This year is almost over, already. Is it ridiculous to say that I don't want it to end? But that would also be a lie, when all I want is to jump into next year and find something happier, something easier, something less painful than this year has been.
I've come to the end of my journal as well. Usually it's enlightening and rather amusing to go back and read through it, and see how far I've come and what all has happened. I tend to write some ridiculous things that should never be seen or read aloud! But this time... this time my hands shake and my eyes blur and sometimes I can't get through half an entry before dropping the little spiral bound notebook and holding my head.
"May 24, 2011
...I want you to know beautiful music. I want you to be familiar with all of the great classical composers and their many thousands upon thousands of works. I want you to fall asleep to Andrea Boccelli, Sarah Brightman, Celtic Women. I want to dance with you to the music of my heritage - fiddling! In all of it's glorious forms from Jerry Holland, Jennifer Roland, Winston Fitzgerald... Oh, I can't even think of all the music I want you to know!
Lovely child of mind, I'm so looking forward to getting to know you. Learning your language, personality, characteristics... you're a whole new person, yet made up of your daddy and I. I want to be the best mother on earth, even though I know that's impossible. I want you to love us as much as we're going to love you."
I couldn't even fathom my own joy. Yes, I was hellishly exhausted, but I felt as if we'd been chosen out of all the humans in existence to do something special, something big; to change the world with this baby. We were, at the same time, terrified. Everything was going to change, our lives would always be different. We would never be just David and Charisa again, but that was okay. We'd have a little Christmas baby all our own, to gush over and love and screw up in our own perfect way.
"June 18, 2011
I've carried you in my body for 14 weeks. Fourteen weeks today. I've never felt you move... never heard your heart beating... but I have loved you. Oh! how I love you! I knew you were there by the soft swell of my belly, the heightened sense of smell because there were two of us now, the exhaustion I felt as my body gave all of it's energy to you.
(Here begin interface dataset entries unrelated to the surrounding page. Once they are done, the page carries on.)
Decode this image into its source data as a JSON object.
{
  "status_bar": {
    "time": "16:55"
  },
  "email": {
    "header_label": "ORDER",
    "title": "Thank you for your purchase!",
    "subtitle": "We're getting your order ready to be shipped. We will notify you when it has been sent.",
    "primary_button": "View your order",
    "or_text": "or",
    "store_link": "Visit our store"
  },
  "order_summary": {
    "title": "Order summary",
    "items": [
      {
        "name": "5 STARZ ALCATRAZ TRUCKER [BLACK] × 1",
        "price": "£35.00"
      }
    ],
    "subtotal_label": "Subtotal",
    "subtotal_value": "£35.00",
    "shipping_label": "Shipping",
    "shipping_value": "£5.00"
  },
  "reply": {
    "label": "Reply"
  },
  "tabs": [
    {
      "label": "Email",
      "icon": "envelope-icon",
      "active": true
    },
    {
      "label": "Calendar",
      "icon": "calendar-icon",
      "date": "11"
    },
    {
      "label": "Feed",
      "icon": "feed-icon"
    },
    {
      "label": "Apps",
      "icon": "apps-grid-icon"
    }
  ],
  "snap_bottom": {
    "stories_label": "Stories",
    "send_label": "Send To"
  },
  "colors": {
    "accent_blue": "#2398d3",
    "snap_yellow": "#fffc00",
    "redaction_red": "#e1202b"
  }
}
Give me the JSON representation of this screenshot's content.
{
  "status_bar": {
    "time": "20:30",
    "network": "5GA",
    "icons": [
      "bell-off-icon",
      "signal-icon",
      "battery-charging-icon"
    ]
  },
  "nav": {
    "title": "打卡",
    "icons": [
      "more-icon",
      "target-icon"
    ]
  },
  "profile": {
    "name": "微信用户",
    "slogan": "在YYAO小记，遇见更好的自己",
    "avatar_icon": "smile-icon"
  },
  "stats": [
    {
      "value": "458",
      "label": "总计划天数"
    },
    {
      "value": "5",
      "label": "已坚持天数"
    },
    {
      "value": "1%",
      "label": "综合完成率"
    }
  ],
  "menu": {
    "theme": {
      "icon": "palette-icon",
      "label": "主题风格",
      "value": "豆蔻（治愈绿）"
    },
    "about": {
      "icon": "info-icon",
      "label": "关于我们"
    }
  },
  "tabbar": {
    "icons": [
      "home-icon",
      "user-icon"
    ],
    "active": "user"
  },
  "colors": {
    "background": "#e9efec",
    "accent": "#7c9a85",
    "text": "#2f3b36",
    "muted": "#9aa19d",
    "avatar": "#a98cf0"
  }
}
You, my baby, needed it to be strong and healthy, to grow and develop. I knew I loved you by the dreams which filled my heart. Dreams of your tiny hands around my fingers, dreams of your perfect little body in your daddy's arms... I love you because you are made of both your daddy and me. You are the perfect combination of our love together... My first baby; full of every potential and every good thing. I love you so!
But yesterday the doctor told us that your heart was not beating; your life is not there. He was so cold and abrupt that it made me disbelieve him. He can't be right - I know you're inside me, wiggling and swimming and growing. As David and I just stared at him, stunned beyond words, he let a flurry of medical terms fly at us and eventually made some form of a condolence. And that was it.
I saw you in the ultrasound. You looked so tiny and lost and still, your little chest dark and vacant where a heartbeat should be radiating off the screen. I wanted to hold you and shake life into your barely-formed body. I could see your perfect head and tiny spine connecting with wee little arms and legs. How could you look so complete, and yet be missing so much?"
As I died in the face of the harshest loss I've ever known, I knew that nothing would ever be the same after this. I knew that this grief was cutting an eternal gash in my soul, and all kinds of buried issues would come to light. I knew that David and I were changed, and that the bliss we'd had for two years had come to an abrupt and violent end.
I was unprepared for the immense feeling of failure, the doubts that I would never be a good mother. How could I be, when my baby was inches from my fingertips and I had no idea - no premonition, no instinct that he was in trouble? The agonizing helplessness as I waited for nature to finish the process. The anger at needing medical intervention after 3 weeks of waiting; I couldn't even end the damn process on my own. Looking back, I know it's because we were both too stubborn. I wasn't ready in the slightest to let go of my child.
Hell sucks. Grieving sucks. Grieving while going through hell sucks.The depth of insanity I fell into cannot be described, and I couldn't escape it. Healing has been slow, so slow in coming. Every relationship in my life has suffered, especially my marriage. It's unfair that in the midst of grieving when you should be leaning on each other for strength, you're both too shattered to even sit on your own.
But though healing is slow, it has come. Quietly, carefully, almost invisibly at times. We've lost everything, been stripped down to skeletal framework, and lived somewhere below rock bottom. Yet, as the Psalmist cries "You, who have shown me great and severe troubles, shall revive me again, and bring me up again from the depths of the earth. You shall increase my greatness, and comfort me on every side." Ps. 71:20,21
I don't want to face Christmas without a newborn baby. I want to be terrified that next year wont be better. I don't want to leave this year - the year that we became parents. But none of that really matters, because time wont stop for the grieving. And in a way that's a good thing. If we stopped here, we could never find the beautiful things up ahead.